    [Originally appeared at the now defunct]

    As the ‘60s faded into the ‘70s, British horror movies turned vicious, and movies like Michael Reeves’s The Conqueror Worm(1968) and Terence Fisher’s Frankenstein Must Be Destroyed (1969) avoided the comforting tidiness and blurry but profound moral distinctions that had characterized British genre cinema for two decades. Piers Haggard’s spooky, nightmarish 1971 period horror film Blood on Satan’s Claw mirrors the mood of that era with its tale of demonic, galvanic evil messily…

Recent reviews

  • Beautiful Darling

    Beautiful Darling


    Very moving and funny and sacred as an ode to Candy Carling, yet also not half the film it could have been. Speaking to Fran Lebowitz, as a contemporary and a witness to Candy and her scene, is justifiable, and her vocal transphobia helps you instantly and accurately perceive how even the queer refuge of Warhol's coterie was far from Utopia for someone like Candy, but I nevertheless question of the wisdom of giving her so much more speaking time…

  • Are These Our Children

    Are These Our Children


    A familiar tale, eccentrically told: straight from listening to hot jazz music to sitting on death row. The fall of hot jazz and the rise of sweet swing saved so many American yutes from fast damnation. God bless you, Guy Lombardo and Glenn Miller.

Popular reviews

  • Double Indemnity

    Double Indemnity


    All you need to make a movie is a girl, a gun, and a life insurance policy.

  • In the Mood for Love

    In the Mood for Love

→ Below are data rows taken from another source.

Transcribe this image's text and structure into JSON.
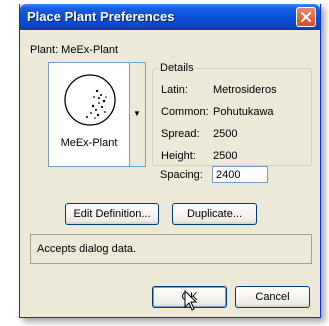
{
  "window": {
    "title": "Place Plant Preferences"
  },
  "plant": {
    "label": "Plant: MeEx-Plant",
    "preview_caption": "MeEx-Plant"
  },
  "details": {
    "legend": "Details",
    "latin_label": "Latin:",
    "latin_value": "Metrosideros",
    "common_label": "Common:",
    "common_value": "Pohutukawa",
    "spread_label": "Spread:",
    "spread_value": "2500",
    "height_label": "Height:",
    "height_value": "2500",
    "spacing_label": "Spacing:",
    "spacing_value": "2400"
  },
  "buttons": {
    "edit_definition": "Edit Definition...",
    "duplicate": "Duplicate...",
    "ok": "OK",
    "cancel": "Cancel"
  },
  "status": {
    "text": "Accepts dialog data."
  },
  "icons": {
    "close": "close-icon",
    "dropdown": "chevron-down-icon",
    "plant_preview": "plant-symbol-icon",
    "cursor": "mouse-pointer-icon"
  },
  "colors": {
    "titlebar": "#0a4fd8",
    "dialog_bg": "#ece9d8",
    "close_button": "#d64a22"
  }
}
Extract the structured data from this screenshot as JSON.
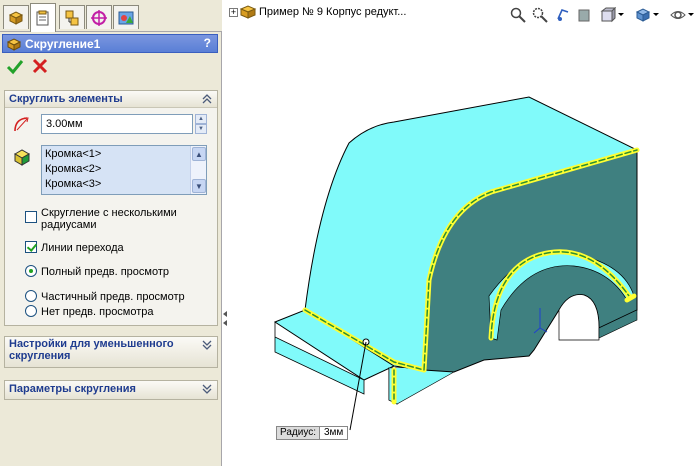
{
  "feature_manager": {
    "title": "Скругление1",
    "help": "?",
    "ok_icon": "green-check-icon",
    "cancel_icon": "red-x-icon",
    "tabs": [
      "feature-manager-icon",
      "property-manager-icon",
      "configuration-manager-icon",
      "dimxpert-icon",
      "display-manager-icon"
    ],
    "fillet_items": {
      "title": "Скруглить элементы",
      "radius_value": "3.00мм",
      "edges": [
        "Кромка<1>",
        "Кромка<2>",
        "Кромка<3>"
      ],
      "options": {
        "multiple_radius": "Скругление с несколькими радиусами",
        "tangent_propagation": "Линии перехода",
        "full_preview": "Полный предв. просмотр",
        "partial_preview": "Частичный предв. просмотр",
        "no_preview": "Нет предв. просмотра"
      }
    },
    "setback_title": "Настройки для уменьшенного скругления",
    "fillet_options_title": "Параметры скругления"
  },
  "graphics": {
    "part_name": "Пример № 9 Корпус редукт...",
    "tree_expander": "+",
    "callout_label": "Радиус:",
    "callout_value": "3мм",
    "colors": {
      "model_top": "#80fafa",
      "model_side": "#3f8080",
      "edge_highlight": "#ffff33",
      "accent": "#5a7fd6"
    }
  }
}
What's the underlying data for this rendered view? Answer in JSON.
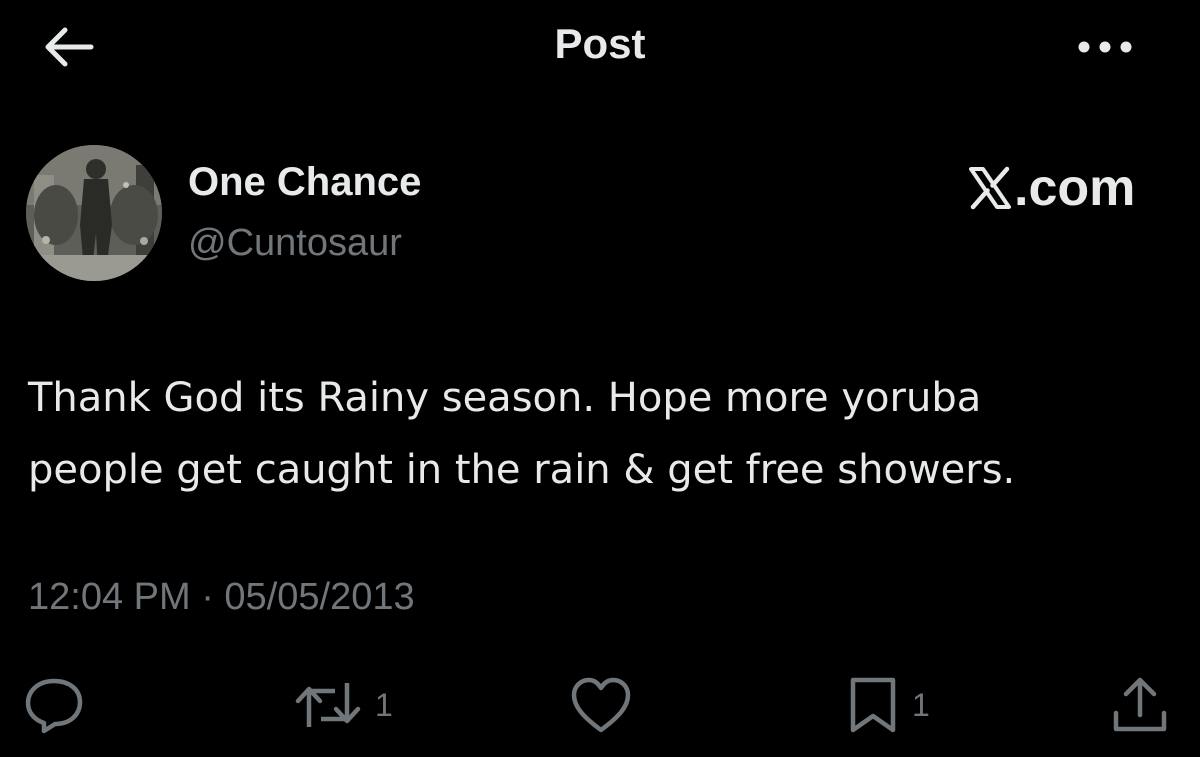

    A movie about memory, and about clothes and food and cigarettes and Nat King Cole records, all of which play their part in a story not only of lost love, but of an ancient empire in which love collapsed in on itself in a quiet apocalypse. In his attention to minutiae, Wong realizes the aesthetic ambitions of the 1920s film theorist and filmmaker Jean Epstein, the prophet of photogénie, the fetishistic obsession with photographic detail and arrested gesture. In its…